Our national parks suffer over politics of a giant wall
By Peter Weinberger
President Trump’s decision to shut down the government until he gets a wall between Mexico and the United States continues to cause chaos in our country. Not only do 800,000 federal employees and their families suffer without paychecks, but 387 of our 737 national parks have been forced to close some because of visitors destroying the land the parks are designated to protect.
Making matters worse, the National Park Service (NPS) has closed its website that updates current conditions. If you are thinking of going, check the individual website of the park you want to visit.
One of the hardest hit national parks is also one of the most unique and beautiful. Yosemite had a tough year in 2018 with fires, bugs and thousands of dead trees. And although the park remains open, there are so many restrictions as far as where you can visit. At this point, it’s barely worth the trip. Problems remain with human waste—most bathrooms are closed—and trash is scattered around the park.
Over the past 10 years I’ve enjoyed taking pictures and video of Yosemite, like any visiting tourist. There’s still nothing more pristine than coming out of a mile-long tunnel to a classic valley view of Half Dome, Bridalveil Falls and El Capitan. Can you imagine John Muir’s reaction when he first gazed upon this incredible sight?
Needless to say I have a variety of images that have not been seen, mostly because I haven’t had a good reason to show the public. Yosemite is one of the most photographed national parks in the world, so it’s pretty hard to show a new angle or view.
Given what’s happening to the parks because of the government shutdown, I wanted to open up the vault and share some images with the hope that people realize the importance of caring for these national gems.
These images can be seen in a video I produced and posted to the COURIER website, Facebook and YouTube pages. There will also be links to donate to the Yosemite Conservancy, which provides funds to care for the park, keeping it beautiful for all of us. These funds are critical because of the park’s large number of visitors each year. The link to the website is yosemiteconservancy.org.

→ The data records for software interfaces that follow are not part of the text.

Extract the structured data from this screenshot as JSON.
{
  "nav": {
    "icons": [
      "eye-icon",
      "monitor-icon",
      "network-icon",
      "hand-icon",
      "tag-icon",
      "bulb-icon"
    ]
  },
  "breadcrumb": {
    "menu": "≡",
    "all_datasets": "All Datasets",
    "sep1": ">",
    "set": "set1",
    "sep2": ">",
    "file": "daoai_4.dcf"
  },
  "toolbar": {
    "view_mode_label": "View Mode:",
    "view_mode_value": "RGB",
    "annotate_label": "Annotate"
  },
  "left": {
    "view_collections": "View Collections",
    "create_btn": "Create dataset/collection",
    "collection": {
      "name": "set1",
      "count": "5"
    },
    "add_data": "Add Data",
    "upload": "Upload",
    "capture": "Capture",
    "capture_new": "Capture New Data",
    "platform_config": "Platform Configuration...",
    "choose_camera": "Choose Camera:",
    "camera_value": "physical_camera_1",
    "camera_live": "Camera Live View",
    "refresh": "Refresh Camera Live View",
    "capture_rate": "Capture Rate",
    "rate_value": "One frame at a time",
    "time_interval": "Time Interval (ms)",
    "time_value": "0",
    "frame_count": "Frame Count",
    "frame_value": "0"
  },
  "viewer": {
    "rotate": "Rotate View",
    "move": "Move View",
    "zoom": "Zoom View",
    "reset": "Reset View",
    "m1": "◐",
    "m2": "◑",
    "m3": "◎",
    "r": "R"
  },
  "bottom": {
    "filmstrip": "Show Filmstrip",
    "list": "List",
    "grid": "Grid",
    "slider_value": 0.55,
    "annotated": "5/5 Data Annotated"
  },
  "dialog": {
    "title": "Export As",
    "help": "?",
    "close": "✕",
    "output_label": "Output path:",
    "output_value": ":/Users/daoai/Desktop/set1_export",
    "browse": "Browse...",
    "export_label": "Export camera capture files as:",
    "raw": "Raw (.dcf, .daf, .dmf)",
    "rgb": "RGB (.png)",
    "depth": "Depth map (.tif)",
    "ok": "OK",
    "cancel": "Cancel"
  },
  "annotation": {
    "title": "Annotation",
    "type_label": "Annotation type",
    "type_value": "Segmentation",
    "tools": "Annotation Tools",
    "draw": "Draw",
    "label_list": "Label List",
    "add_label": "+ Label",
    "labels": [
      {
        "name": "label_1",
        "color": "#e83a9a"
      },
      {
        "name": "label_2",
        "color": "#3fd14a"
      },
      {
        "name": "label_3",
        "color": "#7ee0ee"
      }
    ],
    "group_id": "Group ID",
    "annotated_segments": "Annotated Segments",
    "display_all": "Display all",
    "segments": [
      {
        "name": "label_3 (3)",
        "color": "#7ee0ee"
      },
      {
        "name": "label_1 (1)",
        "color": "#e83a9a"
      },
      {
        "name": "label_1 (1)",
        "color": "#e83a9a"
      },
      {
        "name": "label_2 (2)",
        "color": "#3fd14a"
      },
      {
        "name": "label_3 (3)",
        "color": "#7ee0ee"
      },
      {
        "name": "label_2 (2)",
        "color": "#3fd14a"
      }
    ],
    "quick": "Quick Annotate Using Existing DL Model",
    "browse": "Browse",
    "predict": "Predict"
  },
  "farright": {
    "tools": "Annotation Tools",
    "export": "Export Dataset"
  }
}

New employee, familiar name
For those of you who have been watching COURIER videos, you may have noticed the name of our new employee. My son Matt Weinberger graduated from Virginia Tech in 2013 with a business and leadership degree. His undergraduate life was far different than that of his parents because he joined the Cadet Corp as a freshman.
Although Matt was on a civilian track (no military service after graduation), he was part of the Corp in almost every way. I vividly remember walking the campus with Matt in uniform while the younger cadets continually saluted him. I was one proud papa. Unfortunately, the COURIER staff never did embrace saluting the publisher!
After graduation, Matt surprised us and became interested in producing video (not quite sure how that happened) and set up a thriving video production business in Blacksburg, Virginia. But the call of Hollywood was too great to resist—and the calls from his mother—so he moved west to California just a few weeks ago.
We are lucky to have him working at the COURIER, even though we understand he will be moving on eventually to do his own thing. In the meantime, you will see Matt’s videos and photos as part of our regular coverage of Claremont.
Newsprint tariffs still have an impact
When we first learned of tariffs on Canadian newsprint early in 2018, it didn’t take long for our printer to announce price increases for printing the COURIER. Although they were reasonable about not pushing business-ending price increases, a tariff is a tariff, and an increase is an increase. Whatever you call it, it was more expensive to print the newspaper.
It took months before the United States International Trade Commission determined the Trump administration tariff was a ridiculous attempt to punish newspaper companies. The vote was unanimous to end the tariffs immediately. That was five months ago.
The problem is I’m still trying to get our printer to reduce prices to pre-tariff levels. So the rhetoric goes on while we continue to pay more to print your community newspaper. Or maybe it’s just time to find a new printer.